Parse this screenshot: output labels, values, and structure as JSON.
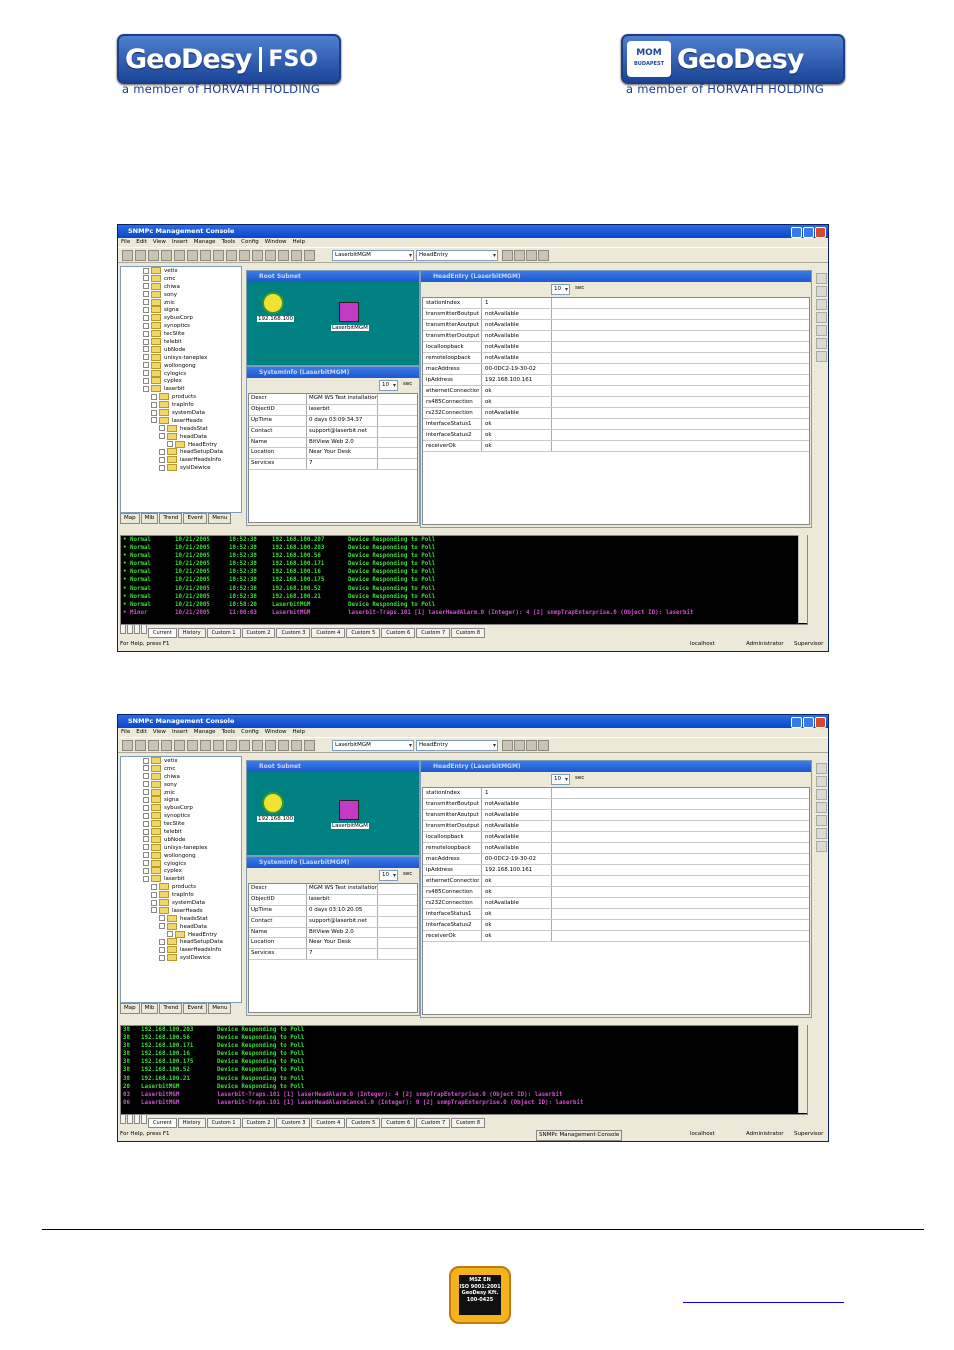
{
  "logos": {
    "left": {
      "brand": "GeoDesy",
      "suffix": "FSO",
      "tagline": "a member of HORVÁTH HOLDING"
    },
    "right": {
      "badge_top": "MOM",
      "badge_bottom": "BUDAPEST",
      "brand": "GeoDesy",
      "tagline": "a member of HORVÁTH HOLDING"
    }
  },
  "window": {
    "title": "SNMPc Management Console",
    "menu": [
      "File",
      "Edit",
      "View",
      "Insert",
      "Manage",
      "Tools",
      "Config",
      "Window",
      "Help"
    ],
    "map_combo": "LaserbitMGM",
    "table_combo": "HeadEntry",
    "tree": [
      "vetix",
      "cmc",
      "chiwa",
      "sony",
      "znic",
      "signa",
      "sybusCorp",
      "synoptics",
      "tecSlite",
      "telebit",
      "ubNode",
      "unisys-taneplex",
      "wollongong",
      "cylogics",
      "cyplex",
      "laserbit",
      "products",
      "trapInfo",
      "systemData",
      "laserHeads",
      "headsStat",
      "headData",
      "HeadEntry",
      "headSetupData",
      "laserHeadsInfo",
      "syslDewice"
    ],
    "tree_tabs": [
      "Map",
      "Mib",
      "Trend",
      "Event",
      "Menu"
    ],
    "root_subnet_title": "Root Subnet",
    "node1_label": "192.168.100",
    "node2_label": "LaserbitMGM",
    "sysinfo_title": "SystemInfo (LaserbitMGM)",
    "poll_value": "10",
    "poll_unit": "sec",
    "sysinfo_rows_a": [
      {
        "k": "Descr",
        "v": "MGM WS Test installation"
      },
      {
        "k": "ObjectID",
        "v": "laserbit"
      },
      {
        "k": "UpTime",
        "v": "0 days 03:09:34.37"
      },
      {
        "k": "Contact",
        "v": "support@laserbit.net"
      },
      {
        "k": "Name",
        "v": "BitView Web 2.0"
      },
      {
        "k": "Location",
        "v": "Near Your Desk"
      },
      {
        "k": "Services",
        "v": "7"
      }
    ],
    "sysinfo_rows_b": [
      {
        "k": "Descr",
        "v": "MGM WS Test installation"
      },
      {
        "k": "ObjectID",
        "v": "laserbit"
      },
      {
        "k": "UpTime",
        "v": "0 days 03:10:20.05"
      },
      {
        "k": "Contact",
        "v": "support@laserbit.net"
      },
      {
        "k": "Name",
        "v": "BitView Web 2.0"
      },
      {
        "k": "Location",
        "v": "Near Your Desk"
      },
      {
        "k": "Services",
        "v": "7"
      }
    ],
    "headentry_title": "HeadEntry (LaserbitMGM)",
    "headentry_rows": [
      {
        "k": "stationIndex",
        "v": "1"
      },
      {
        "k": "transmitterBoutput",
        "v": "notAvailable"
      },
      {
        "k": "transmitterAoutput",
        "v": "notAvailable"
      },
      {
        "k": "transmitterDoutput",
        "v": "notAvailable"
      },
      {
        "k": "localloopback",
        "v": "notAvailable"
      },
      {
        "k": "remoteloopback",
        "v": "notAvailable"
      },
      {
        "k": "macAddress",
        "v": "00-0DC2-19-30-02"
      },
      {
        "k": "ipAddress",
        "v": "192.168.100.161"
      },
      {
        "k": "ethernetConnection",
        "v": "ok"
      },
      {
        "k": "rs485Connection",
        "v": "ok"
      },
      {
        "k": "rs232Connection",
        "v": "notAvailable"
      },
      {
        "k": "interfaceStatus1",
        "v": "ok"
      },
      {
        "k": "interfaceStatus2",
        "v": "ok"
      },
      {
        "k": "receiverOk",
        "v": "ok"
      }
    ],
    "console_a": [
      {
        "c1": "• Normal",
        "c2": "10/21/2005",
        "c3": "10:52:38",
        "c4": "192.168.100.207",
        "c5": "Device Responding to Poll",
        "color": "#3cde3c"
      },
      {
        "c1": "• Normal",
        "c2": "10/21/2005",
        "c3": "10:52:38",
        "c4": "192.168.100.203",
        "c5": "Device Responding to Poll",
        "color": "#3cde3c"
      },
      {
        "c1": "• Normal",
        "c2": "10/21/2005",
        "c3": "10:52:38",
        "c4": "192.168.100.56",
        "c5": "Device Responding to Poll",
        "color": "#3cde3c"
      },
      {
        "c1": "• Normal",
        "c2": "10/21/2005",
        "c3": "10:52:38",
        "c4": "192.168.100.171",
        "c5": "Device Responding to Poll",
        "color": "#3cde3c"
      },
      {
        "c1": "• Normal",
        "c2": "10/21/2005",
        "c3": "10:52:38",
        "c4": "192.168.100.16",
        "c5": "Device Responding to Poll",
        "color": "#3cde3c"
      },
      {
        "c1": "• Normal",
        "c2": "10/21/2005",
        "c3": "10:52:38",
        "c4": "192.168.100.175",
        "c5": "Device Responding to Poll",
        "color": "#3cde3c"
      },
      {
        "c1": "• Normal",
        "c2": "10/21/2005",
        "c3": "10:52:38",
        "c4": "192.168.100.52",
        "c5": "Device Responding to Poll",
        "color": "#3cde3c"
      },
      {
        "c1": "• Normal",
        "c2": "10/21/2005",
        "c3": "10:52:38",
        "c4": "192.168.100.21",
        "c5": "Device Responding to Poll",
        "color": "#3cde3c"
      },
      {
        "c1": "• Normal",
        "c2": "10/21/2005",
        "c3": "10:58:20",
        "c4": "LaserbitMGM",
        "c5": "Device Responding to Poll",
        "color": "#3cde3c"
      },
      {
        "c1": "• Minor",
        "c2": "10/21/2005",
        "c3": "11:00:03",
        "c4": "LaserbitMGM",
        "c5": "laserbit-Traps.101 [1] laserHeadAlarm.0 (Integer): 4 [2] snmpTrapEnterprise.0 (Object ID): laserbit",
        "color": "#d04fd0"
      }
    ],
    "console_b": [
      {
        "c1": "38",
        "c4": "192.168.100.203",
        "c5": "Device Responding to Poll",
        "color": "#3cde3c"
      },
      {
        "c1": "38",
        "c4": "192.168.100.56",
        "c5": "Device Responding to Poll",
        "color": "#3cde3c"
      },
      {
        "c1": "38",
        "c4": "192.168.100.171",
        "c5": "Device Responding to Poll",
        "color": "#3cde3c"
      },
      {
        "c1": "38",
        "c4": "192.168.100.16",
        "c5": "Device Responding to Poll",
        "color": "#3cde3c"
      },
      {
        "c1": "38",
        "c4": "192.168.100.175",
        "c5": "Device Responding to Poll",
        "color": "#3cde3c"
      },
      {
        "c1": "38",
        "c4": "192.168.100.52",
        "c5": "Device Responding to Poll",
        "color": "#3cde3c"
      },
      {
        "c1": "38",
        "c4": "192.168.100.21",
        "c5": "Device Responding to Poll",
        "color": "#3cde3c"
      },
      {
        "c1": "20",
        "c4": "LaserbitMGM",
        "c5": "Device Responding to Poll",
        "color": "#3cde3c"
      },
      {
        "c1": "03",
        "c4": "LaserbitMGM",
        "c5": "laserbit-Traps.101 [1] laserHeadAlarm.0 (Integer): 4 [2] snmpTrapEnterprise.0 (Object ID): laserbit",
        "color": "#d04fd0"
      },
      {
        "c1": "06",
        "c4": "LaserbitMGM",
        "c5": "laserbit-Traps.101 [1] laserHeadAlarmCancel.0 (Integer): 0 [2] snmpTrapEnterprise.0 (Object ID): laserbit",
        "color": "#d04fd0"
      }
    ],
    "console_tabs": [
      "Current",
      "History",
      "Custom 1",
      "Custom 2",
      "Custom 3",
      "Custom 4",
      "Custom 5",
      "Custom 6",
      "Custom 7",
      "Custom 8"
    ],
    "status_help": "For Help, press F1",
    "status_host": "localhost",
    "status_user": "Administrator",
    "status_role": "Supervisor",
    "status_task": "SNMPc Management Console"
  },
  "footer": {
    "badge_text": [
      "MSZ EN",
      "ISO 9001:2001",
      "GeoDesy Kft.",
      "100-0425"
    ]
  }
}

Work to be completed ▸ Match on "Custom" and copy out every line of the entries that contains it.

Output ▸
      "Custom 1",
      "Custom 2",
      "Custom 3",
      "Custom 4",
      "Custom 5",
      "Custom 6",
      "Custom 7",
      "Custom 8"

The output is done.